President Obama on Monday pledged his "full support" to the CIA, assuring the covert agency he would vigorously protect the security and identities of its members after his administration last week released classified memos on interrogation techniques.
The release drew criticism from former CIA directors including Michael Hayden, who worried that the disclosure of the Justice Department memos would have a chilling effect on agents' ability to operate in the field.
But Obama, in his first public visit to the agency's Langley headquarters, voiced unwavering support for the CIA as he stood beside Director Leon Panetta.
"You are an indispensable tool, the tip of the spear in America's international mission and our national security," Obama said. "I will be as vigorous in protecting you as you are in protecting the American people."

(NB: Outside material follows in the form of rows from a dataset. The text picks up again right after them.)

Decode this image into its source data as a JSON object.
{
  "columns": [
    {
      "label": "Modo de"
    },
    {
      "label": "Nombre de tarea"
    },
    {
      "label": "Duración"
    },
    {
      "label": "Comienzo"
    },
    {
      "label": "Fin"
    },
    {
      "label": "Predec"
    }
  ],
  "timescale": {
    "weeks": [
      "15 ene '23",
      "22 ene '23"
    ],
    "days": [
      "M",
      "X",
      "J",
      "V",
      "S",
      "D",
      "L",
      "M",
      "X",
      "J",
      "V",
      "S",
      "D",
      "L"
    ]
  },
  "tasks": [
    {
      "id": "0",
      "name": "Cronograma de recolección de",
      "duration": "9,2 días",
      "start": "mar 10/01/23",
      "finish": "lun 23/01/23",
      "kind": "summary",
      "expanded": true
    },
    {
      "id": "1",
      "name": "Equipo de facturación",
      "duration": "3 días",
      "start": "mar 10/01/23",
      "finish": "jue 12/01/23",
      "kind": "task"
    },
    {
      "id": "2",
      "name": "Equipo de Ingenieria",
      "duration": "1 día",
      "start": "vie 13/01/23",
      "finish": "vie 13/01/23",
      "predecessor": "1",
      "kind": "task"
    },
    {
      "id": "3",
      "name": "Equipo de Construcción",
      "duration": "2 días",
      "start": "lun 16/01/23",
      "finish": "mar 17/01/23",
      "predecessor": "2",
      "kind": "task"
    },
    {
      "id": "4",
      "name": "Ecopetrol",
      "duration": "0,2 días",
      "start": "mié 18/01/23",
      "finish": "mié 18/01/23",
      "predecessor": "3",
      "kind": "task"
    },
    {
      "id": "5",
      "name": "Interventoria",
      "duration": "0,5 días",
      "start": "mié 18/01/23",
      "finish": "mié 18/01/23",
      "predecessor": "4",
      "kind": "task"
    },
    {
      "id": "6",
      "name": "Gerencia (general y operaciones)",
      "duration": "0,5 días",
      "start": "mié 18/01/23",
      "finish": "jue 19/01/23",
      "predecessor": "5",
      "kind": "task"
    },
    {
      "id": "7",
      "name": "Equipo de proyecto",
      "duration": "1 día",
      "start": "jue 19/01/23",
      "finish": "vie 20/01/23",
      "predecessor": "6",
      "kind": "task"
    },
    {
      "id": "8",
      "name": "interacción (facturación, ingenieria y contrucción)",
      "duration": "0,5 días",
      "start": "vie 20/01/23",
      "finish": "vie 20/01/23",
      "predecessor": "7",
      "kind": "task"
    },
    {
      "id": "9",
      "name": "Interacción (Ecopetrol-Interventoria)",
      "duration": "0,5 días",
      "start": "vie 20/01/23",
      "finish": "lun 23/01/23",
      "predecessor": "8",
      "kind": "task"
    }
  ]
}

He acknowledged that "the last few days have been difficult" and said he would continue to fight to keep classified documents secret. But he defended his administration's decision to release select documents last week, saying much of the information in them was already public knowledge.
"I acted primarily because of the exceptional circumstances that surrounded these memos," Obama said.
The Obama administration has deflected calls to open criminal cases against those who conducted harsh interrogations as spelled out in the memos. But he also has demanded an end to the techniques described in the memos -- including waterboarding and many others.
Obama said Monday he understands the frustration of being asked to play by the rules against enemies "who have no scruples and would willingly and gladly kill innocents."
He said the U.S. is on "the better side of history" and must uphold its values.
"I believe that our nation is stronger and more secure when we deploy the full measure of both our power and the power of our values," he said. "You've got a harder job and so do I, and that's okay. ... That's why we can take such extraordinary pride in being Americans."
Panetta, speaking before Obama, echoed the president's opposition to harsh interrogation techniques. And he too suggested that calls for prosecutions against CIA officials be dropped.
"This is a time for reflection, not retribution," he said, urging Washington to avoid "laying blame for the past."
The White House drew criticism from both sides of the aisle last week. Liberals wanted Obama to pursue criminal charges against those who allegedly tortured suspects. Bush administration officials and other Republicans scolded Obama for releasing classified information.
Sen. John McCain, R-Ariz., told FOX News earlier Monday that the decision to release the memos "helps no one."
"(The release) doesn't help America's image, does not help us address the issue and I think it was a serious mistake to release these memos," McCain said.
But he also criticized the CIA for reported claims in another memo that agents waterboarded an Al Qaeda suspect 183 times.
"It's unacceptable, it's unacceptable," said McCain, who spent five years in a Vietnamese prison during the Vietnam War. "One is too much. Waterboarding is torture, period. And I can assure you that once enough physical pain is inflicted on someone they will tell that interrogator whatever they think they want to hear. And most importantly, it serves as a great propaganda tool for those who recruit people to fight against us."